There are worrying signs that China is on the brink of a major food shortage, which might trigger a strategic contest over food security and push Chinese President Xi Jinping (習近平), already under intense pressure, toward drastic measures, potentially spelling trouble for Taiwan and the rest of the world. China has encountered a perfect storm of disasters this year. On top of disruption due to the COVID-19 pandemic, torrential rains have caused catastrophic flooding in the Yangtze River basin, China’s largest agricultural region. Floodwaters are estimated to have already destroyed the crops on 6 million hectares of farmland. The situation has been
In 1955, US general Benjamin Davis Jr, then-commander of the US’ 13th Air Force, drew a maritime demarcation line in the middle of the Taiwan Strait, known as the median line. Under pressure from the US, Taiwan and China entered into a tacit agreement not to cross the line. On July 9, 1999, then-president Lee Teng-hui (李登輝) described cross-strait relations as a “special state-to-state” relationship. In response, Beijing dispatched People’s Liberation Army (PLA) aircraft into the Taiwan Strait, crossing the median line for the first time since 1955. The PLA has begun to regularly traverse the line. On Sept. 18 and 19, it
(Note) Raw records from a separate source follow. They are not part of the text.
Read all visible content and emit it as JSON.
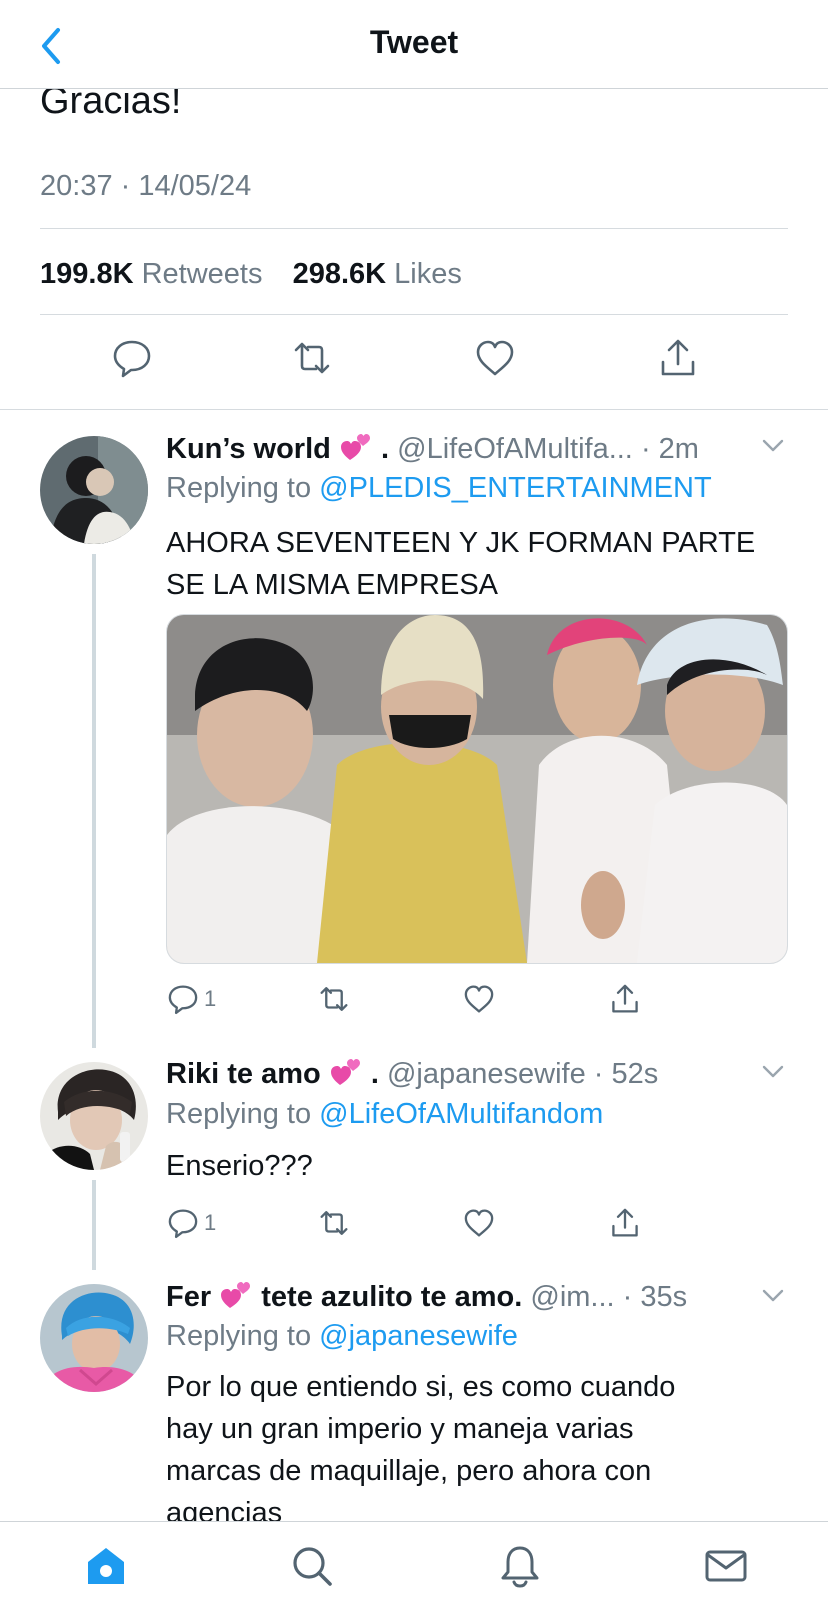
{
  "header": {
    "title": "Tweet"
  },
  "main_tweet": {
    "text_partial": "Gracias!",
    "timestamp": "20:37 · 14/05/24",
    "retweets_count": "199.8K",
    "retweets_label": "Retweets",
    "likes_count": "298.6K",
    "likes_label": "Likes"
  },
  "replies": [
    {
      "name": "Kun’s world",
      "name_suffix": ".",
      "handle": "@LifeOfAMultifa...",
      "time": "· 2m",
      "replying_prefix": "Replying to",
      "replying_to": "@PLEDIS_ENTERTAINMENT",
      "text_line1": "AHORA SEVENTEEN Y JK FORMAN PARTE",
      "text_line2": "SE LA MISMA EMPRESA",
      "reply_count": "1"
    },
    {
      "name": "Riki te amo",
      "name_suffix": ".",
      "handle": "@japanesewife",
      "time": "· 52s",
      "replying_prefix": "Replying to",
      "replying_to": "@LifeOfAMultifandom",
      "text_line1": "Enserio???",
      "reply_count": "1"
    },
    {
      "name": "Fer",
      "name_suffix": "tete azulito te amo.",
      "handle": "@im...",
      "time": "· 35s",
      "replying_prefix": "Replying to",
      "replying_to": "@japanesewife",
      "text_line1": "Por lo que entiendo si, es como cuando",
      "text_line2": "hay un gran imperio y maneja varias",
      "text_line3": "marcas de maquillaje, pero ahora con",
      "text_line4": "agencias"
    }
  ],
  "icons": {
    "back": "chevron-left-icon",
    "reply": "comment-icon",
    "retweet": "retweet-icon",
    "like": "heart-outline-icon",
    "share": "share-icon",
    "emoji": "two-hearts-emoji",
    "tabs": [
      "home-icon",
      "search-icon",
      "bell-icon",
      "mail-icon"
    ]
  },
  "colors": {
    "accent": "#1d9bf0",
    "muted": "#6e7b86",
    "text": "#0f1419",
    "emoji_pink": "#e84aa8"
  }
}
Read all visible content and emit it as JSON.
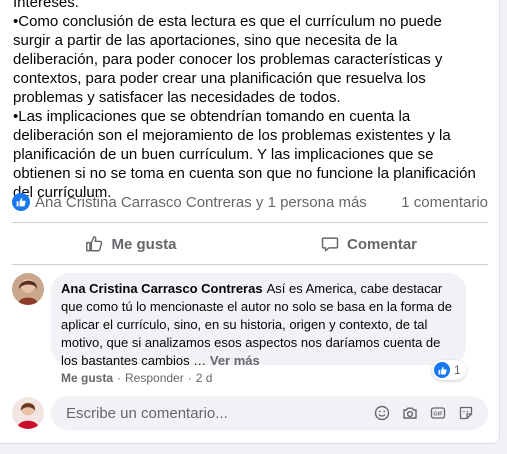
{
  "post": {
    "paragraphs": [
      "Intereses.",
      "•Como conclusión de esta lectura es que el currículum no puede surgir a partir de las aportaciones, sino que necesita de la deliberación, para poder conocer los problemas características y contextos, para poder crear una planificación que resuelva los problemas y satisfacer las necesidades de todos.",
      "•Las implicaciones que se obtendrían tomando en cuenta la deliberación son el mejoramiento de los problemas existentes y la planificación de un buen currículum. Y las implicaciones que se obtienen si no se toma en cuenta son que no funcione la planificación del currículum."
    ]
  },
  "reactions": {
    "names": "Ana Cristina Carrasco Contreras y 1 persona más",
    "comments_count": "1 comentario",
    "icon": "like-icon",
    "color": "#1877f2"
  },
  "actions": {
    "like_label": "Me gusta",
    "comment_label": "Comentar"
  },
  "comment": {
    "author": "Ana Cristina Carrasco Contreras",
    "text": "Así es America, cabe destacar que como tú lo mencionaste el autor no solo se basa en la forma de aplicar el currículo, sino, en su historia, origen y contexto, de tal motivo, que si analizamos esos aspectos nos daríamos cuenta de los bastantes cambios …",
    "see_more": "Ver más",
    "like_link": "Me gusta",
    "reply_link": "Responder",
    "time": "2 d",
    "like_count": "1"
  },
  "composer": {
    "placeholder": "Escribe un comentario...",
    "icons": [
      "emoji-icon",
      "camera-icon",
      "gif-icon",
      "sticker-icon"
    ]
  }
}
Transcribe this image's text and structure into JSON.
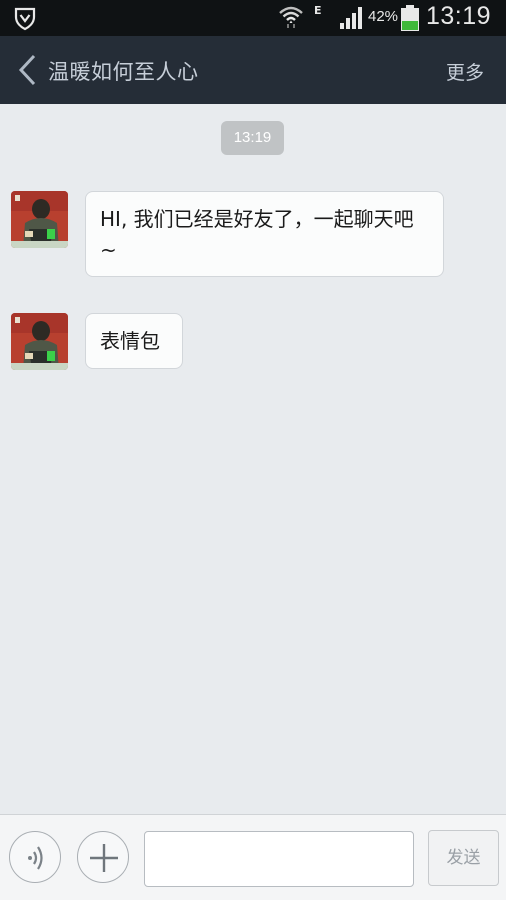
{
  "status_bar": {
    "network": "E",
    "battery_percent": "42%",
    "battery_level": 0.42,
    "time": "13:19",
    "icons": [
      "shield-icon",
      "wifi-icon",
      "signal-icon",
      "battery-icon"
    ]
  },
  "header": {
    "title": "温暖如何至人心",
    "more_label": "更多",
    "back_icon": "chevron-left-icon"
  },
  "chat": {
    "timestamp": "13:19",
    "messages": [
      {
        "sender": "contact",
        "text": "HI, 我们已经是好友了，一起聊天吧~"
      },
      {
        "sender": "contact",
        "text": "表情包"
      }
    ]
  },
  "input_bar": {
    "voice_icon": "voice-icon",
    "add_icon": "plus-icon",
    "text_value": "",
    "send_label": "发送"
  },
  "colors": {
    "header_bg": "#252d37",
    "status_bg": "#0f1214",
    "chat_bg": "#e8ebee",
    "battery_fill": "#3fb83a"
  }
}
Midday in Manhattan on Wednesday, September 16, was sunny and mild. Even with the pandemic’s “social distancing” it was a perfect day for “al fresco” dining with linen tablecloths and sidewalk potted palms outside one of New York City’s elegant restaurants. Two members of the press, outfitted with digital SLR cameras and voice recorders, were dispatched by The Associated Press to cover a rare outdoor diplomatic meeting on one of these New York streets. American diplomat Kelly Craft, Chief of the United States Mission to the United Nations, lunched in the open air with Taiwan’s ambassador-ranked representative in New York, James